(Beginning of INPUT FOR THIS TASK)

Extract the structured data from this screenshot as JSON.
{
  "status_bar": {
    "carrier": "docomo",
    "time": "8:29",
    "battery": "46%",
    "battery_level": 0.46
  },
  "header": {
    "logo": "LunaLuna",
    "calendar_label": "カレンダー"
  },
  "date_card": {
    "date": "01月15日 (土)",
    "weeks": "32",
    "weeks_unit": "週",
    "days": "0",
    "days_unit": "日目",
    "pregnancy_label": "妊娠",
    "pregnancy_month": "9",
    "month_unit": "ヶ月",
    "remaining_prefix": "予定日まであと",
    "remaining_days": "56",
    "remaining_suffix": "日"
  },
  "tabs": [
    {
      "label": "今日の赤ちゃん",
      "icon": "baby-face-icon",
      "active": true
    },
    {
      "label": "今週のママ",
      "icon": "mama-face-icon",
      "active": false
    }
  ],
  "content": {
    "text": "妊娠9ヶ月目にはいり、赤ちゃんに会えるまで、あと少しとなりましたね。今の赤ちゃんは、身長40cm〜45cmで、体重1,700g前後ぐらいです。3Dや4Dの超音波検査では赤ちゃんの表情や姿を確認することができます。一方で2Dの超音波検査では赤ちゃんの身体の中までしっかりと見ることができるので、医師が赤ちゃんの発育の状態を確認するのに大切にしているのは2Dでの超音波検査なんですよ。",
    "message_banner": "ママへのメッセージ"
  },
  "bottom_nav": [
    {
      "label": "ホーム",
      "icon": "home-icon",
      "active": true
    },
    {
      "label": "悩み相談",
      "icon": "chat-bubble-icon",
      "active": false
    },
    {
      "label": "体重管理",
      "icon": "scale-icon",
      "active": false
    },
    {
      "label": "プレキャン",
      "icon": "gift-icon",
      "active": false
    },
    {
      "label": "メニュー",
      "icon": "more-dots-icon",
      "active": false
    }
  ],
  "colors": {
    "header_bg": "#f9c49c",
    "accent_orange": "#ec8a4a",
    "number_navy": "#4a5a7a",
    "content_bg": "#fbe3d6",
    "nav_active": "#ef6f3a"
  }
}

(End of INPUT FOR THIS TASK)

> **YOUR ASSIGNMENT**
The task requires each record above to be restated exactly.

> **EXERCISE SOLUTION**
Extract the structured data from this screenshot as JSON.
{
  "status_bar": {
    "carrier": "docomo",
    "time": "8:29",
    "battery": "46%",
    "battery_level": 0.46
  },
  "header": {
    "logo": "LunaLuna",
    "calendar_label": "カレンダー"
  },
  "date_card": {
    "date": "01月15日 (土)",
    "weeks": "32",
    "weeks_unit": "週",
    "days": "0",
    "days_unit": "日目",
    "pregnancy_label": "妊娠",
    "pregnancy_month": "9",
    "month_unit": "ヶ月",
    "remaining_prefix": "予定日まであと",
    "remaining_days": "56",
    "remaining_suffix": "日"
  },
  "tabs": [
    {
      "label": "今日の赤ちゃん",
      "icon": "baby-face-icon",
      "active": true
    },
    {
      "label": "今週のママ",
      "icon": "mama-face-icon",
      "active": false
    }
  ],
  "content": {
    "text": "妊娠9ヶ月目にはいり、赤ちゃんに会えるまで、あと少しとなりましたね。今の赤ちゃんは、身長40cm〜45cmで、体重1,700g前後ぐらいです。3Dや4Dの超音波検査では赤ちゃんの表情や姿を確認することができます。一方で2Dの超音波検査では赤ちゃんの身体の中までしっかりと見ることができるので、医師が赤ちゃんの発育の状態を確認するのに大切にしているのは2Dでの超音波検査なんですよ。",
    "message_banner": "ママへのメッセージ"
  },
  "bottom_nav": [
    {
      "label": "ホーム",
      "icon": "home-icon",
      "active": true
    },
    {
      "label": "悩み相談",
      "icon": "chat-bubble-icon",
      "active": false
    },
    {
      "label": "体重管理",
      "icon": "scale-icon",
      "active": false
    },
    {
      "label": "プレキャン",
      "icon": "gift-icon",
      "active": false
    },
    {
      "label": "メニュー",
      "icon": "more-dots-icon",
      "active": false
    }
  ],
  "colors": {
    "header_bg": "#f9c49c",
    "accent_orange": "#ec8a4a",
    "number_navy": "#4a5a7a",
    "content_bg": "#fbe3d6",
    "nav_active": "#ef6f3a"
  }
}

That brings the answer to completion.